 United Nations, World Population Ageing: 1950–2050 (2002).
 The Treasury, Intergenerational Report 2002–03 (2002); The Treasury, Intergenerational Report 2007 (2007); The Treasury, Intergenerational Report 2010—Australia to 2050: Future Challenges (2010).
 Productivity Commission, Economic Implications of an Ageing Australia (2005).
 Advisory Panel on the Economic Potential of Senior Australians, Realising the Economic Potential of Senior Australians—Changing Face of Society (2011); Advisory Panel on the Economic Potential of Senior Australians, Realising the Economic Potential of Senior Australians—Enabling Opportunity (2011); Advisory Panel on the Economic Potential of Senior Australians, Realising the Economic Potential of Senior Australians—Turning Grey into Gold (2011).

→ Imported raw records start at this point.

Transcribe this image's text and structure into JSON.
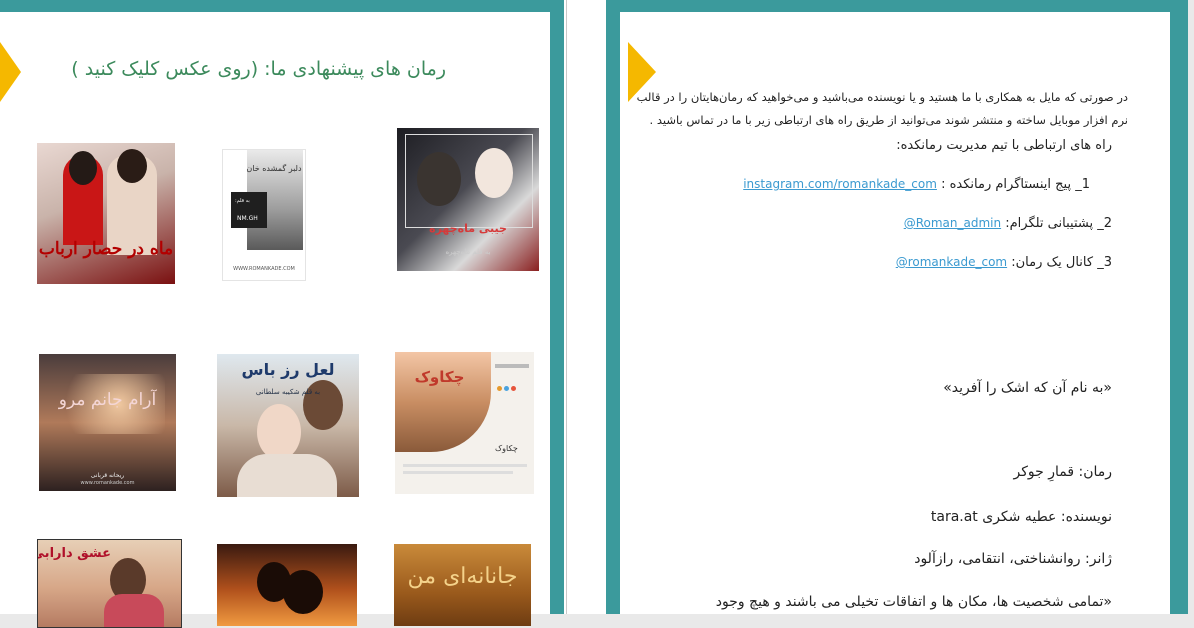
{
  "left_page": {
    "title": "رمان های پیشنهادی ما: (روی عکس کلیک کنید )",
    "covers": [
      {
        "name": "جیبی ماه‌چهره",
        "caption": "به قلم ماه‌چهره",
        "accent": "#c0392b"
      },
      {
        "name": "دلبر گمشده خان",
        "byline": "به قلم:",
        "author": "NM.GH",
        "site": "WWW.ROMANKADE.COM"
      },
      {
        "name": "ماه در حصار ارباب",
        "accent": "#b30000"
      },
      {
        "name": "چکاوک",
        "subtitle": "چکاوک"
      },
      {
        "name": "لعل رز باس",
        "byline": "به قلم شکیبه سلطانی"
      },
      {
        "name": "آرام جانم مرو",
        "author": "ریحانه قربانی",
        "site": "www.romankade.com"
      },
      {
        "name": "جانانه‌ای من"
      },
      {
        "name": ""
      },
      {
        "name": "عشق دارابی"
      }
    ]
  },
  "right_page": {
    "intro": "در صورتی که مایل به همکاری با ما هستید و یا نویسنده می‌باشید و می‌خواهید که رمان‌هایتان را در قالب نرم افزار موبایل ساخته و منتشر شوند می‌توانید از طریق راه های ارتباطی زیر با ما در تماس باشید .",
    "contact_heading": "راه های ارتباطی با تیم مدیریت رمانکده:",
    "contacts": [
      {
        "label": "1_ پیج اینستاگرام رمانکده :",
        "link": "instagram.com/romankade_com"
      },
      {
        "label": "2_ پشتیبانی تلگرام:",
        "link": "Roman_admin@"
      },
      {
        "label": "3_ کانال یک رمان:",
        "link": "romankade_com@"
      }
    ],
    "dedication": "«به نام آن که اشک را آفرید»",
    "novel_line": "رمان: قمارِ جوکر",
    "author_line": "نویسنده: عطیه شکری tara.at",
    "genre_line": "ژانر: روانشناختی، انتقامی، رازآلود",
    "disclaimer": "«تمامی شخصیت ها، مکان ها و اتفاقات تخیلی می باشند و هیچ وجود"
  },
  "colors": {
    "frame": "#3b9a9c",
    "tab": "#f5b800",
    "title": "#3c8a5c",
    "link": "#3b9ad0"
  }
}
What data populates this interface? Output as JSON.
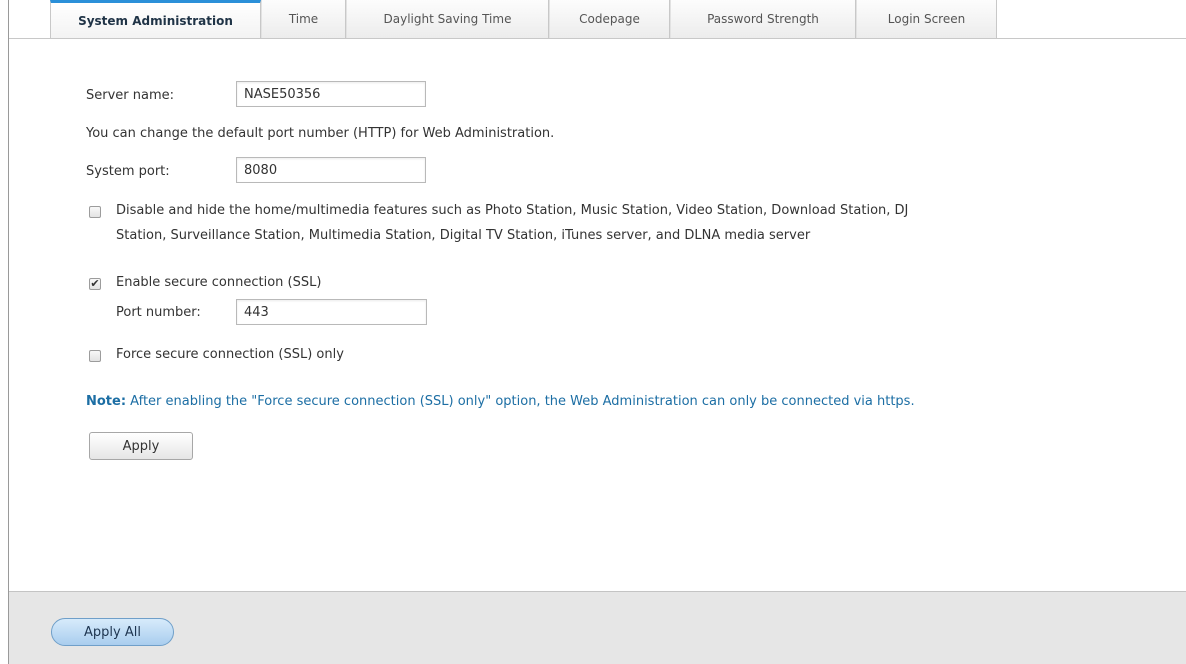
{
  "tabs": [
    {
      "label": "System Administration",
      "active": true
    },
    {
      "label": "Time",
      "active": false
    },
    {
      "label": "Daylight Saving Time",
      "active": false
    },
    {
      "label": "Codepage",
      "active": false
    },
    {
      "label": "Password Strength",
      "active": false
    },
    {
      "label": "Login Screen",
      "active": false
    }
  ],
  "form": {
    "server_name_label": "Server name:",
    "server_name_value": "NASE50356",
    "port_info": "You can change the default port number (HTTP) for Web Administration.",
    "system_port_label": "System port:",
    "system_port_value": "8080",
    "disable_features_checked": false,
    "disable_features_line1": "Disable and hide the home/multimedia features such as Photo Station, Music Station, Video Station, Download Station, DJ",
    "disable_features_line2": "Station, Surveillance Station, Multimedia Station, Digital TV Station, iTunes server, and DLNA media server",
    "ssl_checked": true,
    "ssl_label": "Enable secure connection (SSL)",
    "ssl_port_label": "Port number:",
    "ssl_port_value": "443",
    "force_ssl_checked": false,
    "force_ssl_label": "Force secure connection (SSL) only",
    "note_prefix": "Note:",
    "note_text": " After enabling the \"Force secure connection (SSL) only\" option, the Web Administration can only be connected via https.",
    "apply_label": "Apply"
  },
  "footer": {
    "apply_all_label": "Apply All"
  },
  "colors": {
    "active_tab_accent": "#2a8fd8",
    "note_text": "#1c6ea4",
    "footer_bg": "#e6e6e6"
  }
}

 National Seniors Productive Ageing Centre, Ageing and the Barriers to Labour Force Participation in Australia (2011), prepared for the Consultative Forum on Mature Age Participation; National Seniors Productive Ageing Centre, Barriers to Mature Age Employment: Final Report of the Consultative Forum on Mature Age Participation (2012), prepared for the Consultative Forum on Mature Age Participation.
 National Seniors Productive Ageing Centre, Barriers to Mature Age Employment: Final Report of the Consultative Forum on Mature Age Participation (2012), prepared for the Consultative Forum on Mature Age Participation, 1.
 Ibid, 7.
 The Treasury, Australia’s Future Tax System: Final Report (2010); Super System Review Panel, Super System Review (2010); FaHCSIA, Pension Review Report (2009).
 For a description, see The Treasury, Australia’s Future Tax System: Architecture of Australia’s Tax and Transfer System (2008), ‘Executive Summary’.
 FaHCSIA, Pension Review Report (2009).
Review of Safety, Rehabilitation and Compensation Act 1988 (Cth): Issues Paper (2012).
 Fair Work Amendment Act 2012 (Cth); B Shorten (Minister for Employment and Workplace Relations), ‘Government implements first tranche response to Fair Work Act Review’ (Press Release, 15 October 2012).
 Fair Work Amendment Bill 2013 (Cth).
 Some of the key issues being considered in the course of the consolidation project that are relevant in the context of this Inquiry include: the definition of discrimination; the protection of voluntary workers; and exemptions.
 Australian Government Attorney-General’s Department, Australia’s Human Rights Framework (2010).
 The Hon Mark Dreyfus QC MP (Attorney-General) and the Senator the Hon Penny Wong (Minister for Finance and Deregulation), ‘New Anti-Discrimination Laws to Cover Sexual Orientation, Gender Identity and Intersex Status’ (Media Release, 20 March 2013).
 Productivity Commission, Disability Care and Support (2011).
 Council of Australian Governments, Intergovernmental Agreement for the National Disability Insurance Scheme (NDIS) Launch <www.coag.gov.au/node/485> at 21 March 2013.
 National Disability Insurance Scheme Bill 2013 (Cth) cl 22. The Bill passed both houses of parliament on 21 March 2013. The Senate Community Affairs Legislation Committee released its report on the Bill on 13 March 2013. The Committee recommended that the Government, through the Council of Australian Governments, ‘identify mechanisms by which to provide adequate specialised disability support for people 65 and over who have disabilities not resulting from the natural process of ageing’.